§ **Work instruction**
Scan the lines below for the word "Challenge". Copy each line you find it in.

§ **Data to process**
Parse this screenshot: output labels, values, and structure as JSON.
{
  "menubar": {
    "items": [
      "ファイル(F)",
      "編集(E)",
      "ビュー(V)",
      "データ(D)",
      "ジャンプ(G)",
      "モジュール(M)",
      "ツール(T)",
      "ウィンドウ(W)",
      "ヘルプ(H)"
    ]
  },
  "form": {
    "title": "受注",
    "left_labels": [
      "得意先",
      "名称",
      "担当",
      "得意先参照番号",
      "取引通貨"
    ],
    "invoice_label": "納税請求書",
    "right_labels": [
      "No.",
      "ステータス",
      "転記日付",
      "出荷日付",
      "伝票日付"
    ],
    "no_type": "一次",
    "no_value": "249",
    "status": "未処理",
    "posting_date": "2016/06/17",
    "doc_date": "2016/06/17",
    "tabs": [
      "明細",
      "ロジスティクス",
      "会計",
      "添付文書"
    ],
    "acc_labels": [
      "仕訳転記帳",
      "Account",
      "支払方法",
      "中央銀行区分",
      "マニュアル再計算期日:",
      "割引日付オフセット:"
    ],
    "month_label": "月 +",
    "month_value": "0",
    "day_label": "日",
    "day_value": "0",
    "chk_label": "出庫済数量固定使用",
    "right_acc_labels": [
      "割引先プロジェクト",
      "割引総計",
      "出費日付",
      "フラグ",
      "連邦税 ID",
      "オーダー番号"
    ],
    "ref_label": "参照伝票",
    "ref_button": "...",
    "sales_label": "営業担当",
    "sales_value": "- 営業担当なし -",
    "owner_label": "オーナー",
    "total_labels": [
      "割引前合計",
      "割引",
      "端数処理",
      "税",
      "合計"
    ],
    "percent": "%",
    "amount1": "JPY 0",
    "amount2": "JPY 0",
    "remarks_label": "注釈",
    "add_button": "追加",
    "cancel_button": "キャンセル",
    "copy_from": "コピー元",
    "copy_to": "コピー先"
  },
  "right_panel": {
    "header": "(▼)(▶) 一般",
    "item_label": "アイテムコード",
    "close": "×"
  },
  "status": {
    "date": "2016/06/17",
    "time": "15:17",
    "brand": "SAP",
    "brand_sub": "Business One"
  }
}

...

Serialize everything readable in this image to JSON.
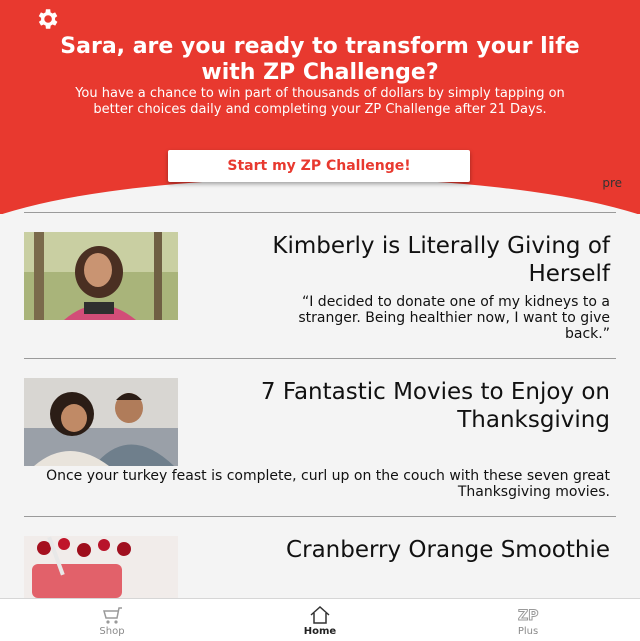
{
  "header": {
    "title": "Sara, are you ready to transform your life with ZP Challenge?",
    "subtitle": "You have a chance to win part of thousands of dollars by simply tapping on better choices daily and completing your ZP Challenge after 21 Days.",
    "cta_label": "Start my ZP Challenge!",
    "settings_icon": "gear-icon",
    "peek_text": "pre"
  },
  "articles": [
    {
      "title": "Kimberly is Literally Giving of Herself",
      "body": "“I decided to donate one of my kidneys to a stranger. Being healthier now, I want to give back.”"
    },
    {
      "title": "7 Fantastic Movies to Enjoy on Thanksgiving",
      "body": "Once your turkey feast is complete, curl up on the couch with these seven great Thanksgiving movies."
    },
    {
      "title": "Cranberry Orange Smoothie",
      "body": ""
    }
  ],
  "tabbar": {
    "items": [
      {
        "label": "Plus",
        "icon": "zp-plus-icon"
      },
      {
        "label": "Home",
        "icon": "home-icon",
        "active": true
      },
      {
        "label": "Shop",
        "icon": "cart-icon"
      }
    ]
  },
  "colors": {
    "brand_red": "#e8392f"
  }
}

§ **Result of the exercise**
    "title": "Sara, are you ready to transform your life with ZP Challenge?",
    "subtitle": "You have a chance to win part of thousands of dollars by simply tapping on better choices daily and completing your ZP Challenge after 21 Days.",
    "cta_label": "Start my ZP Challenge!",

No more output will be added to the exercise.